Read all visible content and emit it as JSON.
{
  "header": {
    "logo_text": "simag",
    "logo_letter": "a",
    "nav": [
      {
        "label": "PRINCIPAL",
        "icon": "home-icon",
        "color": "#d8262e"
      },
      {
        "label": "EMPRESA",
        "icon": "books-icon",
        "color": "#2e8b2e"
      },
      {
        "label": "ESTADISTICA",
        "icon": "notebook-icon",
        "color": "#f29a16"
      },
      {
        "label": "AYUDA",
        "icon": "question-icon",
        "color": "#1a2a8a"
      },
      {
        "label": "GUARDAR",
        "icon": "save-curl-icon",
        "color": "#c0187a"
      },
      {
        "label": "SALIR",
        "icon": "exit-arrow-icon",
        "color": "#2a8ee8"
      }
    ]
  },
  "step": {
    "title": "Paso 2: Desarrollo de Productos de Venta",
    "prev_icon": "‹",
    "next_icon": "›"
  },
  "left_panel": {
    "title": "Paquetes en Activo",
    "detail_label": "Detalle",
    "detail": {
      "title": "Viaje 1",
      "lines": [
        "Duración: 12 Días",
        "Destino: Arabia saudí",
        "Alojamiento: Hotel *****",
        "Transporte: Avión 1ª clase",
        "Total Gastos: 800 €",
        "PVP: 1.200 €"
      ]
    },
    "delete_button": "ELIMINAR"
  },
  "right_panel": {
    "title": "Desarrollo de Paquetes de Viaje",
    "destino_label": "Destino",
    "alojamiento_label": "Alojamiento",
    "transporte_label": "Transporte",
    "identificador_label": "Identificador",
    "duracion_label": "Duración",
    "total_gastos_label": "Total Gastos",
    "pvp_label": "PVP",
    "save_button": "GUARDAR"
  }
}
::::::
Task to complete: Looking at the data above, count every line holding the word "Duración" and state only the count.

Your response: 2